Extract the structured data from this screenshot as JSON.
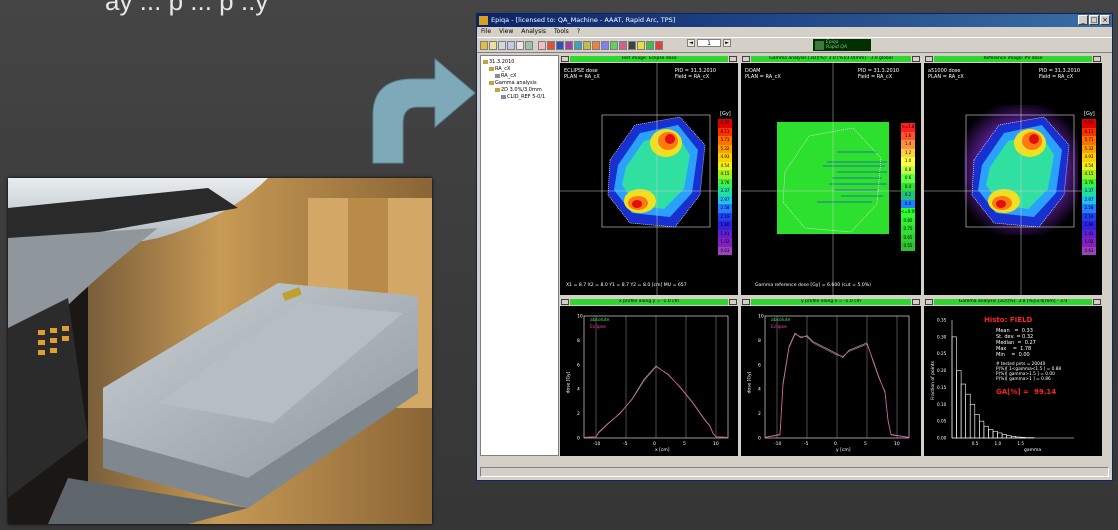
{
  "slide": {
    "caption": "ay  ... p ... p ..y"
  },
  "window": {
    "title": "Epiqa - [licensed to: QA_Machine - AAAT, Rapid Arc, TPS]",
    "menu": [
      "File",
      "View",
      "Analysis",
      "Tools",
      "?"
    ],
    "page_number": "1",
    "logo_line1": "Epiqa",
    "logo_line2": "Rapid QA"
  },
  "tree": {
    "items": [
      {
        "label": "31.3.2010",
        "depth": 0
      },
      {
        "label": "RA_cX",
        "depth": 1
      },
      {
        "label": "RA_cX",
        "depth": 2
      },
      {
        "label": "Gamma analysis",
        "depth": 1
      },
      {
        "label": "2D 3.0%/3.0mm",
        "depth": 2
      },
      {
        "label": "CLID_REF 5-0/1",
        "depth": 3
      }
    ]
  },
  "panels": {
    "test": {
      "title": "Test image: Eclipse dose",
      "left1": "ECLIPSE dose",
      "left2": "PLAN = RA_cX",
      "right1": "PID = 31.3.2010",
      "right2": "Field = RA_cX",
      "footer": "X1 = 8.7  X2 = 8.0  Y1 = 8.7  Y2 = 8.0  [cm]      MU = 657",
      "units": "[Gy]",
      "scale": [
        "6.50",
        "6.11",
        "5.71",
        "5.32",
        "4.93",
        "4.54",
        "4.15",
        "3.76",
        "3.37",
        "2.97",
        "2.58",
        "2.19",
        "1.80",
        "1.41",
        "1.02",
        "0.63"
      ]
    },
    "gamma": {
      "title": "Gamma analysis [3D](%): 3.0 [%]/3.0[mm] - 3.0 global",
      "left1": "DOAM",
      "left2": "PLAN = RA_cX",
      "right1": "PID = 31.3.2010",
      "right2": "Field = RA_cX",
      "footer": "Gamma reference dose [Gy] = 6.600 (cut = 5.0%)",
      "scale": [
        ">=1.8",
        "1.6",
        "1.4",
        "1.2",
        "1.0",
        "0.8",
        "0.6",
        "0.4",
        "0.2",
        "0.0",
        "<=0.95",
        "0.85",
        "0.75",
        "0.65",
        "0.55"
      ]
    },
    "reference": {
      "title": "Reference image: PV dose",
      "left1": "a51000 dose",
      "left2": "PLAN = RA_cX",
      "right1": "PID = 31.3.2010",
      "right2": "Field = RA_cX",
      "units": "[Gy]",
      "scale": [
        "6.50",
        "6.11",
        "5.71",
        "5.32",
        "4.93",
        "4.54",
        "4.15",
        "3.76",
        "3.37",
        "2.97",
        "2.58",
        "2.19",
        "1.80",
        "1.41",
        "1.02",
        "0.63"
      ]
    },
    "xprofile": {
      "title": "x profile along y = -1.0 cm",
      "legend1": "absolute",
      "legend2": "Eclipse",
      "xlabel": "x [cm]",
      "ylabel": "dose [Gy]",
      "xticks": [
        "-10",
        "-5",
        "0",
        "5",
        "10"
      ],
      "yticks": [
        "0",
        "2",
        "4",
        "6",
        "8",
        "10"
      ]
    },
    "yprofile": {
      "title": "y profile along x = -1.0 cm",
      "legend1": "absolute",
      "legend2": "Eclipse",
      "xlabel": "y [cm]",
      "ylabel": "dose [Gy]",
      "xticks": [
        "-10",
        "-5",
        "0",
        "5",
        "10"
      ],
      "yticks": [
        "0",
        "2",
        "4",
        "6",
        "8",
        "10"
      ]
    },
    "histo": {
      "title": "Gamma analysis [2D](%): 3.0 [%]/3.0[mm] - 3.0",
      "heading": "Histo: FIELD",
      "stats": "Mean   =  0.33\nSt. dev. = 0.32\nMedian  =  0.27\nMax    =  1.78\nMin    =  0.00",
      "tested": "# tested pnts = 20040\nP(%)[ 1<gamma<1.5 ] = 0.88\nP(%)[ gamma>1.5 ] = 0.00\nP(%)[ gamma>1 ] = 0.86",
      "ga_label": "GA[%] =",
      "ga_value": "99.14",
      "xlabel": "gamma",
      "ylabel": "Fraction of points",
      "yticks": [
        "0.00",
        "0.05",
        "0.10",
        "0.15",
        "0.20",
        "0.25",
        "0.30",
        "0.35"
      ],
      "xticks": [
        "0.5",
        "1.0",
        "1.5"
      ]
    }
  },
  "colors": {
    "panel_title": "#2fd62f",
    "profile_measured": "#4ce04c",
    "profile_calc": "#ff40c0",
    "ga_text": "#ff2020",
    "arrow": "#7ea9b8"
  },
  "chart_data": [
    {
      "type": "line",
      "title": "x profile along y = -1.0 cm",
      "xlabel": "x [cm]",
      "ylabel": "dose [Gy]",
      "xlim": [
        -12,
        12
      ],
      "ylim": [
        0,
        10
      ],
      "series": [
        {
          "name": "absolute",
          "x": [
            -12,
            -10,
            -9.5,
            -8,
            -6,
            -4,
            -2,
            0,
            2,
            4,
            6,
            8,
            9,
            9.5,
            10,
            12
          ],
          "y": [
            0.05,
            0.1,
            0.5,
            1.2,
            2.0,
            3.2,
            4.8,
            5.9,
            5.2,
            4.2,
            3.0,
            1.6,
            1.0,
            0.4,
            0.1,
            0.05
          ]
        },
        {
          "name": "Eclipse",
          "x": [
            -12,
            -10,
            -9.5,
            -8,
            -6,
            -4,
            -2,
            0,
            2,
            4,
            6,
            8,
            9,
            9.5,
            10,
            12
          ],
          "y": [
            0.05,
            0.1,
            0.45,
            1.15,
            2.05,
            3.15,
            4.7,
            5.85,
            5.25,
            4.15,
            2.95,
            1.55,
            0.95,
            0.35,
            0.1,
            0.05
          ]
        }
      ]
    },
    {
      "type": "line",
      "title": "y profile along x = -1.0 cm",
      "xlabel": "y [cm]",
      "ylabel": "dose [Gy]",
      "xlim": [
        -12,
        12
      ],
      "ylim": [
        0,
        10
      ],
      "series": [
        {
          "name": "absolute",
          "x": [
            -12,
            -9.5,
            -9,
            -8,
            -7,
            -6,
            -5,
            -4,
            -2,
            0,
            1,
            2,
            4,
            5,
            6,
            7,
            8,
            8.5,
            9,
            12
          ],
          "y": [
            0.05,
            0.3,
            4.5,
            7.5,
            8.6,
            8.2,
            8.4,
            7.9,
            7.4,
            6.9,
            6.6,
            7.2,
            7.6,
            7.8,
            6.3,
            4.9,
            3.8,
            1.5,
            0.3,
            0.05
          ]
        },
        {
          "name": "Eclipse",
          "x": [
            -12,
            -9.5,
            -9,
            -8,
            -7,
            -6,
            -5,
            -4,
            -2,
            0,
            1,
            2,
            4,
            5,
            6,
            7,
            8,
            8.5,
            9,
            12
          ],
          "y": [
            0.05,
            0.25,
            4.3,
            7.4,
            8.5,
            8.3,
            8.3,
            7.8,
            7.3,
            6.8,
            6.7,
            7.1,
            7.5,
            7.7,
            6.4,
            5.0,
            3.7,
            1.4,
            0.25,
            0.05
          ]
        }
      ]
    },
    {
      "type": "bar",
      "title": "Histo: FIELD",
      "xlabel": "gamma",
      "ylabel": "Fraction of points",
      "xlim": [
        0,
        1.8
      ],
      "ylim": [
        0,
        0.35
      ],
      "x": [
        0.0,
        0.1,
        0.2,
        0.3,
        0.4,
        0.5,
        0.6,
        0.7,
        0.8,
        0.9,
        1.0,
        1.1,
        1.2,
        1.3,
        1.4,
        1.5,
        1.6,
        1.7
      ],
      "values": [
        0.3,
        0.2,
        0.16,
        0.13,
        0.1,
        0.07,
        0.05,
        0.035,
        0.025,
        0.02,
        0.015,
        0.01,
        0.007,
        0.005,
        0.003,
        0.002,
        0.001,
        0.001
      ]
    }
  ]
}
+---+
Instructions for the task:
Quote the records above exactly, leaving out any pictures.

Completed exercise:
Extract the structured data from this screenshot as JSON.
{
  "slide": {
    "caption": "ay  ... p ... p ..y"
  },
  "window": {
    "title": "Epiqa - [licensed to: QA_Machine - AAAT, Rapid Arc, TPS]",
    "menu": [
      "File",
      "View",
      "Analysis",
      "Tools",
      "?"
    ],
    "page_number": "1",
    "logo_line1": "Epiqa",
    "logo_line2": "Rapid QA"
  },
  "tree": {
    "items": [
      {
        "label": "31.3.2010",
        "depth": 0
      },
      {
        "label": "RA_cX",
        "depth": 1
      },
      {
        "label": "RA_cX",
        "depth": 2
      },
      {
        "label": "Gamma analysis",
        "depth": 1
      },
      {
        "label": "2D 3.0%/3.0mm",
        "depth": 2
      },
      {
        "label": "CLID_REF 5-0/1",
        "depth": 3
      }
    ]
  },
  "panels": {
    "test": {
      "title": "Test image: Eclipse dose",
      "left1": "ECLIPSE dose",
      "left2": "PLAN = RA_cX",
      "right1": "PID = 31.3.2010",
      "right2": "Field = RA_cX",
      "footer": "X1 = 8.7  X2 = 8.0  Y1 = 8.7  Y2 = 8.0  [cm]      MU = 657",
      "units": "[Gy]",
      "scale": [
        "6.50",
        "6.11",
        "5.71",
        "5.32",
        "4.93",
        "4.54",
        "4.15",
        "3.76",
        "3.37",
        "2.97",
        "2.58",
        "2.19",
        "1.80",
        "1.41",
        "1.02",
        "0.63"
      ]
    },
    "gamma": {
      "title": "Gamma analysis [3D](%): 3.0 [%]/3.0[mm] - 3.0 global",
      "left1": "DOAM",
      "left2": "PLAN = RA_cX",
      "right1": "PID = 31.3.2010",
      "right2": "Field = RA_cX",
      "footer": "Gamma reference dose [Gy] = 6.600 (cut = 5.0%)",
      "scale": [
        ">=1.8",
        "1.6",
        "1.4",
        "1.2",
        "1.0",
        "0.8",
        "0.6",
        "0.4",
        "0.2",
        "0.0",
        "<=0.95",
        "0.85",
        "0.75",
        "0.65",
        "0.55"
      ]
    },
    "reference": {
      "title": "Reference image: PV dose",
      "left1": "a51000 dose",
      "left2": "PLAN = RA_cX",
      "right1": "PID = 31.3.2010",
      "right2": "Field = RA_cX",
      "units": "[Gy]",
      "scale": [
        "6.50",
        "6.11",
        "5.71",
        "5.32",
        "4.93",
        "4.54",
        "4.15",
        "3.76",
        "3.37",
        "2.97",
        "2.58",
        "2.19",
        "1.80",
        "1.41",
        "1.02",
        "0.63"
      ]
    },
    "xprofile": {
      "title": "x profile along y = -1.0 cm",
      "legend1": "absolute",
      "legend2": "Eclipse",
      "xlabel": "x [cm]",
      "ylabel": "dose [Gy]",
      "xticks": [
        "-10",
        "-5",
        "0",
        "5",
        "10"
      ],
      "yticks": [
        "0",
        "2",
        "4",
        "6",
        "8",
        "10"
      ]
    },
    "yprofile": {
      "title": "y profile along x = -1.0 cm",
      "legend1": "absolute",
      "legend2": "Eclipse",
      "xlabel": "y [cm]",
      "ylabel": "dose [Gy]",
      "xticks": [
        "-10",
        "-5",
        "0",
        "5",
        "10"
      ],
      "yticks": [
        "0",
        "2",
        "4",
        "6",
        "8",
        "10"
      ]
    },
    "histo": {
      "title": "Gamma analysis [2D](%): 3.0 [%]/3.0[mm] - 3.0",
      "heading": "Histo: FIELD",
      "stats": "Mean   =  0.33\nSt. dev. = 0.32\nMedian  =  0.27\nMax    =  1.78\nMin    =  0.00",
      "tested": "# tested pnts = 20040\nP(%)[ 1<gamma<1.5 ] = 0.88\nP(%)[ gamma>1.5 ] = 0.00\nP(%)[ gamma>1 ] = 0.86",
      "ga_label": "GA[%] =",
      "ga_value": "99.14",
      "xlabel": "gamma",
      "ylabel": "Fraction of points",
      "yticks": [
        "0.00",
        "0.05",
        "0.10",
        "0.15",
        "0.20",
        "0.25",
        "0.30",
        "0.35"
      ],
      "xticks": [
        "0.5",
        "1.0",
        "1.5"
      ]
    }
  },
  "colors": {
    "panel_title": "#2fd62f",
    "profile_measured": "#4ce04c",
    "profile_calc": "#ff40c0",
    "ga_text": "#ff2020",
    "arrow": "#7ea9b8"
  },
  "chart_data": [
    {
      "type": "line",
      "title": "x profile along y = -1.0 cm",
      "xlabel": "x [cm]",
      "ylabel": "dose [Gy]",
      "xlim": [
        -12,
        12
      ],
      "ylim": [
        0,
        10
      ],
      "series": [
        {
          "name": "absolute",
          "x": [
            -12,
            -10,
            -9.5,
            -8,
            -6,
            -4,
            -2,
            0,
            2,
            4,
            6,
            8,
            9,
            9.5,
            10,
            12
          ],
          "y": [
            0.05,
            0.1,
            0.5,
            1.2,
            2.0,
            3.2,
            4.8,
            5.9,
            5.2,
            4.2,
            3.0,
            1.6,
            1.0,
            0.4,
            0.1,
            0.05
          ]
        },
        {
          "name": "Eclipse",
          "x": [
            -12,
            -10,
            -9.5,
            -8,
            -6,
            -4,
            -2,
            0,
            2,
            4,
            6,
            8,
            9,
            9.5,
            10,
            12
          ],
          "y": [
            0.05,
            0.1,
            0.45,
            1.15,
            2.05,
            3.15,
            4.7,
            5.85,
            5.25,
            4.15,
            2.95,
            1.55,
            0.95,
            0.35,
            0.1,
            0.05
          ]
        }
      ]
    },
    {
      "type": "line",
      "title": "y profile along x = -1.0 cm",
      "xlabel": "y [cm]",
      "ylabel": "dose [Gy]",
      "xlim": [
        -12,
        12
      ],
      "ylim": [
        0,
        10
      ],
      "series": [
        {
          "name": "absolute",
          "x": [
            -12,
            -9.5,
            -9,
            -8,
            -7,
            -6,
            -5,
            -4,
            -2,
            0,
            1,
            2,
            4,
            5,
            6,
            7,
            8,
            8.5,
            9,
            12
          ],
          "y": [
            0.05,
            0.3,
            4.5,
            7.5,
            8.6,
            8.2,
            8.4,
            7.9,
            7.4,
            6.9,
            6.6,
            7.2,
            7.6,
            7.8,
            6.3,
            4.9,
            3.8,
            1.5,
            0.3,
            0.05
          ]
        },
        {
          "name": "Eclipse",
          "x": [
            -12,
            -9.5,
            -9,
            -8,
            -7,
            -6,
            -5,
            -4,
            -2,
            0,
            1,
            2,
            4,
            5,
            6,
            7,
            8,
            8.5,
            9,
            12
          ],
          "y": [
            0.05,
            0.25,
            4.3,
            7.4,
            8.5,
            8.3,
            8.3,
            7.8,
            7.3,
            6.8,
            6.7,
            7.1,
            7.5,
            7.7,
            6.4,
            5.0,
            3.7,
            1.4,
            0.25,
            0.05
          ]
        }
      ]
    },
    {
      "type": "bar",
      "title": "Histo: FIELD",
      "xlabel": "gamma",
      "ylabel": "Fraction of points",
      "xlim": [
        0,
        1.8
      ],
      "ylim": [
        0,
        0.35
      ],
      "x": [
        0.0,
        0.1,
        0.2,
        0.3,
        0.4,
        0.5,
        0.6,
        0.7,
        0.8,
        0.9,
        1.0,
        1.1,
        1.2,
        1.3,
        1.4,
        1.5,
        1.6,
        1.7
      ],
      "values": [
        0.3,
        0.2,
        0.16,
        0.13,
        0.1,
        0.07,
        0.05,
        0.035,
        0.025,
        0.02,
        0.015,
        0.01,
        0.007,
        0.005,
        0.003,
        0.002,
        0.001,
        0.001
      ]
    }
  ]
}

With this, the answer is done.